Shaw (Watha T. Daniel) Library

Soul Tent: Listening Session

Tuesday, May 8, 2018, 6:30 p.m.

In partnership with The American Folklife Center at the Library of Congress, DC Public Library will be utilizing original recordings from the Bruce Jackson collection, recorded at Resurrection City in 1968. Join us to listen to these special recordings of songs, speeches and interviews from the participants and organizers of this monumental event 50 years ago.

The Soul Tent and its History:

On May 12, 1968, the Rev. Dr. Martin Luther King Jr.’s Poor People’s Campaign arrived in Washington, D.C. Nearly 6,000 people descended on the National Mall and the 40-day encampment came to be known as Resurrection City. Caravans brought thousands of people: black civil rights activists and poor residents of the South, Puerto Ricans of New York, Chicano workers of the Southwest, whites of Appalachia and American Indians of the West. They had come to the nation’s capital to demand a dramatic redistribution of wealth put forth in an Economic Bill of Rights.

Resurrection City’s Many Races Soul Center or Soul Tent became a site of cultural exchange where residents could celebrate shared experiences of struggle through music and and cultural expression. To celebrate the 50th anniversary of 1968 in Washington, D.C., the DC Public Library will revisit the legacy of Resurrection City’s Soul Tent, and consider this historic struggle for justice in the context of today.

The Soul Tent will visit four DC Public Library locations beginning in May and include visual and audio displays, community storytelling, musical performances, listening sessions of speeches and music from Resurrection City ‘68, and poster-making workshops. Recordings and photographs from DCPL’s Special Collections and The Library of Congress American Folklife Center will be on view. Learn more about this history.

This project is supported by the HumanitiesDC Community Heritage Grant, The DC Public Library Foundation and The DCPL MICA Fellowship Project.

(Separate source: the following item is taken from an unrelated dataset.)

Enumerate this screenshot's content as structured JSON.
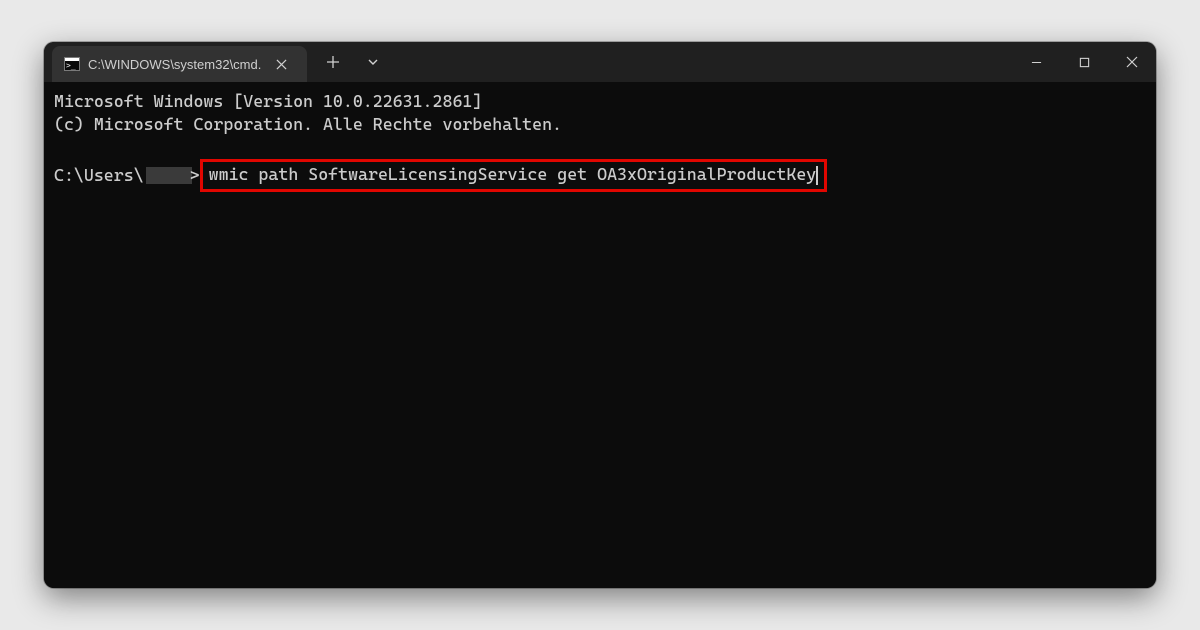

Add to Calendar 08-05-2018 18:30:00 08-05-2018 19:30:00 Soul Tent: Listening Session In partnership with The American Folklife Center at the Library of Congress, DC Public Library will be utilizing original recordings from the Bruce Jackson collection, recorded at Resurrection City in 1968. Join us to listen to these special recordings of songs, speeches and interviews from the participants and organizers of this monumental event 50 years ago. The Soul Tent and its History: On May 12, 1968, the Rev. Dr. Martin Luther King Jr.’s Poor People’s Campaign arrived in Washington, D.C. Nearly 6,000 people descended on the National Mall and the 40-day encampment came to be known as Resurrection City. Caravans brought thousands of people: black civil rights activists and poor residents of the South, Puerto Ricans of New York, Chicano workers of the Southwest, whites of Appalachia and American Indians of the West. They had come to the nation’s capital to demand a dramatic redistribution of wealth put forth in an Economic Bill of Rights. Resurrection City’s Many Races Soul Center or Soul Tent became a site of cultural exchange where residents could celebrate shared experiences of struggle through music and and cultural expression. To celebrate the 50th anniversary of 1968 in Washington, D.C., the DC Public Library will revisit the legacy of Resurrection City’s Soul Tent, and consider this historic struggle for justice in the context of today. The Soul Tent will visit four DC Public Library locations beginning in May and include visual and audio displays, community storytelling, musical performances, listening sessions of speeches and music from Resurrection City ‘68, and poster-making workshops. Recordings and photographs from DCPL’s Special Collections and The Library of Congress American Folklife Center will be on view. Learn more about this history. This project is supported by the HumanitiesDC Community Heritage Grant, The DC Public Library Foundation and The DCPL MICA Fellowship Project. false DD/MM/YYYY